BEGIN Information provided

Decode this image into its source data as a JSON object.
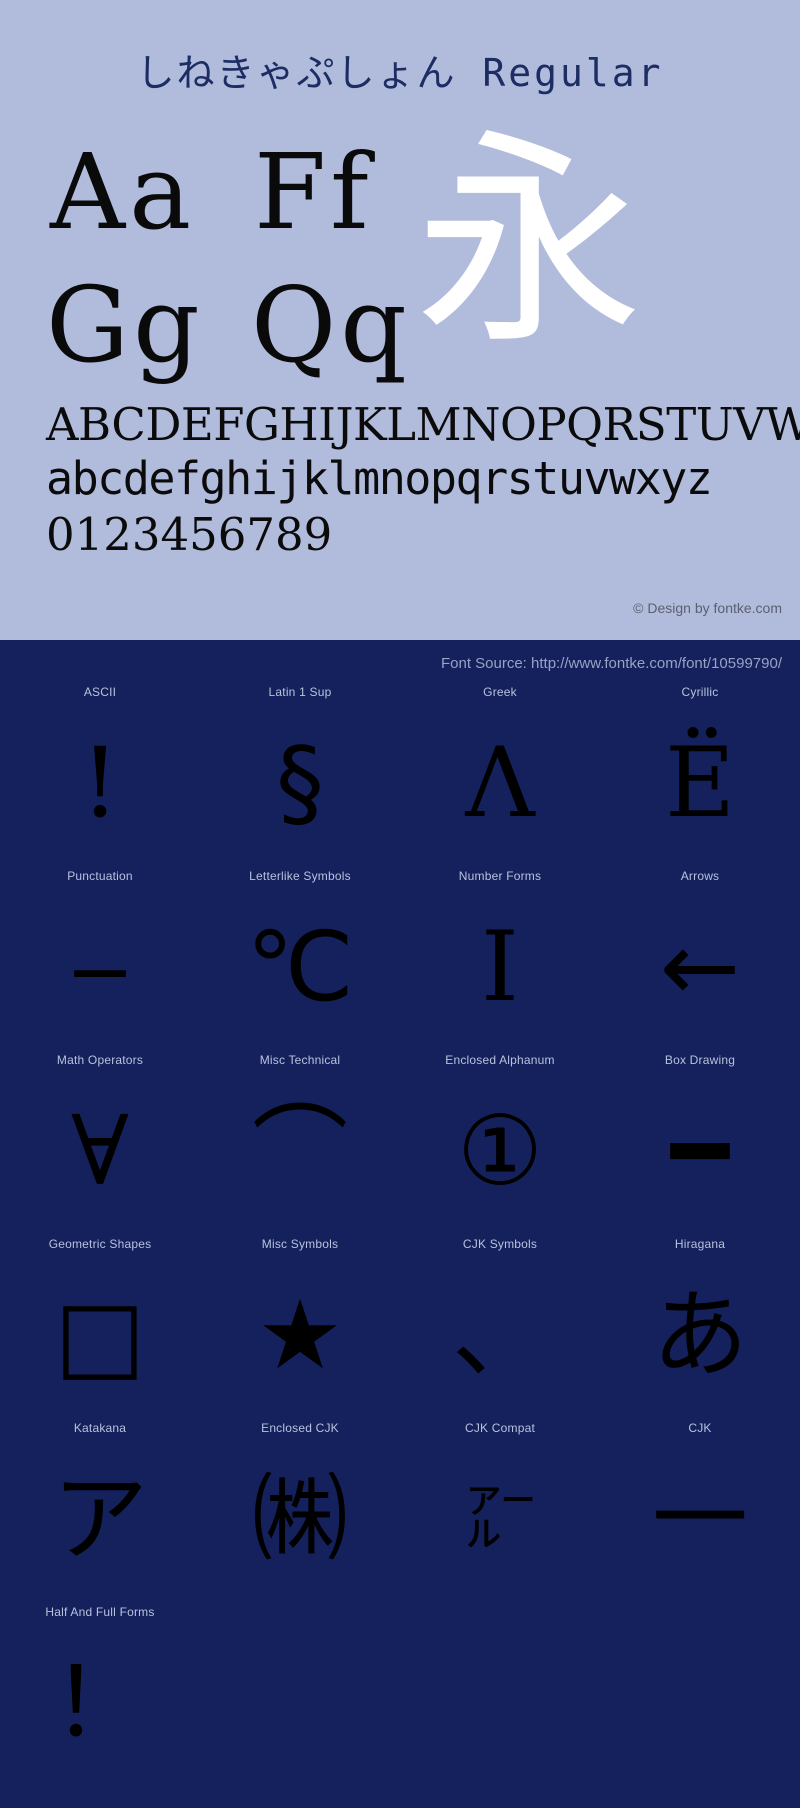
{
  "colors": {
    "specimen_bg": "#b1bcdd",
    "coverage_bg": "#14215c",
    "glyph_black": "#000000",
    "glyph_white": "#ffffff",
    "title_navy": "#1b2d63",
    "credit_gray": "#5a6070",
    "label_lavender": "#b9c2dd"
  },
  "specimen": {
    "title_jp": "しねきゃぷしょん",
    "title_style": "Regular",
    "pairs": [
      {
        "name": "aa",
        "text": "Aa"
      },
      {
        "name": "ff",
        "text": "Ff"
      },
      {
        "name": "gg",
        "text": "Gg"
      },
      {
        "name": "qq",
        "text": "Qq"
      }
    ],
    "cjk_showcase": "永",
    "uppercase": "ABCDEFGHIJKLMNOPQRSTUVWXYZ",
    "lowercase": "abcdefghijklmnopqrstuvwxyz",
    "digits": "0123456789",
    "credit": "© Design by fontke.com"
  },
  "coverage": {
    "source_line": "Font Source: http://www.fontke.com/font/10599790/",
    "rows": [
      [
        {
          "label": "ASCII",
          "glyph": "!",
          "style": "serifish"
        },
        {
          "label": "Latin 1 Sup",
          "glyph": "§",
          "style": ""
        },
        {
          "label": "Greek",
          "glyph": "Λ",
          "style": "serifish"
        },
        {
          "label": "Cyrillic",
          "glyph": "Ё",
          "style": "serifish"
        }
      ],
      [
        {
          "label": "Punctuation",
          "glyph": "‒",
          "style": ""
        },
        {
          "label": "Letterlike Symbols",
          "glyph": "℃",
          "style": ""
        },
        {
          "label": "Number Forms",
          "glyph": "Ⅰ",
          "style": "serifish"
        },
        {
          "label": "Arrows",
          "glyph": "←",
          "style": ""
        }
      ],
      [
        {
          "label": "Math Operators",
          "glyph": "∀",
          "style": "serifish"
        },
        {
          "label": "Misc Technical",
          "glyph": "⌒",
          "style": ""
        },
        {
          "label": "Enclosed Alphanum",
          "glyph": "①",
          "style": ""
        },
        {
          "label": "Box Drawing",
          "glyph": "━",
          "style": ""
        }
      ],
      [
        {
          "label": "Geometric Shapes",
          "glyph": "□",
          "style": ""
        },
        {
          "label": "Misc Symbols",
          "glyph": "★",
          "style": ""
        },
        {
          "label": "CJK Symbols",
          "glyph": "、",
          "style": ""
        },
        {
          "label": "Hiragana",
          "glyph": "あ",
          "style": ""
        }
      ],
      [
        {
          "label": "Katakana",
          "glyph": "ア",
          "style": ""
        },
        {
          "label": "Enclosed CJK",
          "glyph": "㈱",
          "style": ""
        },
        {
          "label": "CJK Compat",
          "glyph": "㌃",
          "style": "small"
        },
        {
          "label": "CJK",
          "glyph": "一",
          "style": ""
        }
      ],
      [
        {
          "label": "Half And Full Forms",
          "glyph": "！",
          "style": ""
        },
        {
          "label": "",
          "glyph": "",
          "style": ""
        },
        {
          "label": "",
          "glyph": "",
          "style": ""
        },
        {
          "label": "",
          "glyph": "",
          "style": ""
        }
      ]
    ]
  }
}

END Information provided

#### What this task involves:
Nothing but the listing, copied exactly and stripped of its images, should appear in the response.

#### Answer for the task:
Decode this image into its source data as a JSON object.
{
  "colors": {
    "specimen_bg": "#b1bcdd",
    "coverage_bg": "#14215c",
    "glyph_black": "#000000",
    "glyph_white": "#ffffff",
    "title_navy": "#1b2d63",
    "credit_gray": "#5a6070",
    "label_lavender": "#b9c2dd"
  },
  "specimen": {
    "title_jp": "しねきゃぷしょん",
    "title_style": "Regular",
    "pairs": [
      {
        "name": "aa",
        "text": "Aa"
      },
      {
        "name": "ff",
        "text": "Ff"
      },
      {
        "name": "gg",
        "text": "Gg"
      },
      {
        "name": "qq",
        "text": "Qq"
      }
    ],
    "cjk_showcase": "永",
    "uppercase": "ABCDEFGHIJKLMNOPQRSTUVWXYZ",
    "lowercase": "abcdefghijklmnopqrstuvwxyz",
    "digits": "0123456789",
    "credit": "© Design by fontke.com"
  },
  "coverage": {
    "source_line": "Font Source: http://www.fontke.com/font/10599790/",
    "rows": [
      [
        {
          "label": "ASCII",
          "glyph": "!",
          "style": "serifish"
        },
        {
          "label": "Latin 1 Sup",
          "glyph": "§",
          "style": ""
        },
        {
          "label": "Greek",
          "glyph": "Λ",
          "style": "serifish"
        },
        {
          "label": "Cyrillic",
          "glyph": "Ё",
          "style": "serifish"
        }
      ],
      [
        {
          "label": "Punctuation",
          "glyph": "‒",
          "style": ""
        },
        {
          "label": "Letterlike Symbols",
          "glyph": "℃",
          "style": ""
        },
        {
          "label": "Number Forms",
          "glyph": "Ⅰ",
          "style": "serifish"
        },
        {
          "label": "Arrows",
          "glyph": "←",
          "style": ""
        }
      ],
      [
        {
          "label": "Math Operators",
          "glyph": "∀",
          "style": "serifish"
        },
        {
          "label": "Misc Technical",
          "glyph": "⌒",
          "style": ""
        },
        {
          "label": "Enclosed Alphanum",
          "glyph": "①",
          "style": ""
        },
        {
          "label": "Box Drawing",
          "glyph": "━",
          "style": ""
        }
      ],
      [
        {
          "label": "Geometric Shapes",
          "glyph": "□",
          "style": ""
        },
        {
          "label": "Misc Symbols",
          "glyph": "★",
          "style": ""
        },
        {
          "label": "CJK Symbols",
          "glyph": "、",
          "style": ""
        },
        {
          "label": "Hiragana",
          "glyph": "あ",
          "style": ""
        }
      ],
      [
        {
          "label": "Katakana",
          "glyph": "ア",
          "style": ""
        },
        {
          "label": "Enclosed CJK",
          "glyph": "㈱",
          "style": ""
        },
        {
          "label": "CJK Compat",
          "glyph": "㌃",
          "style": "small"
        },
        {
          "label": "CJK",
          "glyph": "一",
          "style": ""
        }
      ],
      [
        {
          "label": "Half And Full Forms",
          "glyph": "！",
          "style": ""
        },
        {
          "label": "",
          "glyph": "",
          "style": ""
        },
        {
          "label": "",
          "glyph": "",
          "style": ""
        },
        {
          "label": "",
          "glyph": "",
          "style": ""
        }
      ]
    ]
  }
}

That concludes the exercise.